▶ _Task details_
Whenever the word "Software" shows up in a line of the data, copy that line.

***

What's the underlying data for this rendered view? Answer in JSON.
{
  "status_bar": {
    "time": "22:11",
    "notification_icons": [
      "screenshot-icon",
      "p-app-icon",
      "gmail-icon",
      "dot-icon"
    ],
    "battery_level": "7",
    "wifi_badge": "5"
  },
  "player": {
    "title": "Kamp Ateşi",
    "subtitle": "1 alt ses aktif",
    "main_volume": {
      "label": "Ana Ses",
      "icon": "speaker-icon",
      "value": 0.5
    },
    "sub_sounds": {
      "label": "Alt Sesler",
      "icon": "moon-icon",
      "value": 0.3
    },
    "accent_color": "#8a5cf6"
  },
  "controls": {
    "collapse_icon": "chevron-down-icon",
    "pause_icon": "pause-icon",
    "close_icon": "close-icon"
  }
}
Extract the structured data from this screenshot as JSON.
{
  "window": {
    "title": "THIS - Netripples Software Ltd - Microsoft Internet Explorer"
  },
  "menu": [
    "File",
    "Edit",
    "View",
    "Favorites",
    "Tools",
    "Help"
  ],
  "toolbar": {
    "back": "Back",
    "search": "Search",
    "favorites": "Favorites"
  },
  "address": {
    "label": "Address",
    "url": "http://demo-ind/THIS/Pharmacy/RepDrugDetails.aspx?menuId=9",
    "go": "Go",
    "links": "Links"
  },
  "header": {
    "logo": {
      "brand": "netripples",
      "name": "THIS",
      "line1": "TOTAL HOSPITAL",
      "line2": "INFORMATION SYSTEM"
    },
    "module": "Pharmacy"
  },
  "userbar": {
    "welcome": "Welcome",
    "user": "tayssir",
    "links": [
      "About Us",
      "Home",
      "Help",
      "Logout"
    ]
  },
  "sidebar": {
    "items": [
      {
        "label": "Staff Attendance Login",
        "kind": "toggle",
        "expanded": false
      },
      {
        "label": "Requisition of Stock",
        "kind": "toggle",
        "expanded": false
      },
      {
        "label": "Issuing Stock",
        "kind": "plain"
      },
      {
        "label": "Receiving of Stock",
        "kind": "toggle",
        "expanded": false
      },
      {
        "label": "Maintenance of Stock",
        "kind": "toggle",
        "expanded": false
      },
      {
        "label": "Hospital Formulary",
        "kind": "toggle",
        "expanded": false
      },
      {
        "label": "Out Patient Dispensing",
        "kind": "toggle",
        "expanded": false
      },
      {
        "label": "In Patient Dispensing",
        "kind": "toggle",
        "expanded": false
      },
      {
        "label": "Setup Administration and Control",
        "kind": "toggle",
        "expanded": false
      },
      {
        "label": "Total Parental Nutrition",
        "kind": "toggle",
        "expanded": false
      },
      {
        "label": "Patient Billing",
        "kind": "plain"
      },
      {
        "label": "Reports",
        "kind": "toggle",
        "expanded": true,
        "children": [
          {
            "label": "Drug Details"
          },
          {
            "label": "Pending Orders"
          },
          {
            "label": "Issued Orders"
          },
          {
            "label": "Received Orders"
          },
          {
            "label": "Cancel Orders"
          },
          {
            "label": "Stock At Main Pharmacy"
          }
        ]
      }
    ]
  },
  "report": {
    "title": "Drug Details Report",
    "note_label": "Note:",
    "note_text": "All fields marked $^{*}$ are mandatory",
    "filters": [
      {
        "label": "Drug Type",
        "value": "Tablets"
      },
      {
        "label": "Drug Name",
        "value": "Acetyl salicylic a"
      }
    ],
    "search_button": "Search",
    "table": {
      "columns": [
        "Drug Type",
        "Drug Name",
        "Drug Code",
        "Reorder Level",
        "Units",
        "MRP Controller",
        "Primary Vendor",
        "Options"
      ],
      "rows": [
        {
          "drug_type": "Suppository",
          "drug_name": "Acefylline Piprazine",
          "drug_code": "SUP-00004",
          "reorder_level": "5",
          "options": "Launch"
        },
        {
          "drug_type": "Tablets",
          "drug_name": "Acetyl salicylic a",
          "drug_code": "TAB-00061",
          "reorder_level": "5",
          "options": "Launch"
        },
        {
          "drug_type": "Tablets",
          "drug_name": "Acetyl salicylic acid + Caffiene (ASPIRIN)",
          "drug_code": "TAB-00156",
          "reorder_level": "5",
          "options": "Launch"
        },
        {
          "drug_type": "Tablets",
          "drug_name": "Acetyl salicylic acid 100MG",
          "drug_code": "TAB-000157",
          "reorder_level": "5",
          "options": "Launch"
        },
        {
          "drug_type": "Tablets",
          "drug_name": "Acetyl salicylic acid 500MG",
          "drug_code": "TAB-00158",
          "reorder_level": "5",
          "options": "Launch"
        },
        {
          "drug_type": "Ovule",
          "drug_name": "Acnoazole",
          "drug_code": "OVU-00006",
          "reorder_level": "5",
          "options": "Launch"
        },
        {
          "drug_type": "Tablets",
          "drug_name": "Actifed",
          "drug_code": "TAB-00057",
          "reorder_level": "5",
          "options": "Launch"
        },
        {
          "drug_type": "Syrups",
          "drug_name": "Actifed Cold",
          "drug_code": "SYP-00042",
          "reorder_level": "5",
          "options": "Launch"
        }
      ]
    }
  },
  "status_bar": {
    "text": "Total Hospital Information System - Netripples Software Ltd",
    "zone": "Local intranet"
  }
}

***

▶ _Output for this exercise_
    "title": "THIS - Netripples Software Ltd - Microsoft Internet Explorer"
    "text": "Total Hospital Information System - Netripples Software Ltd",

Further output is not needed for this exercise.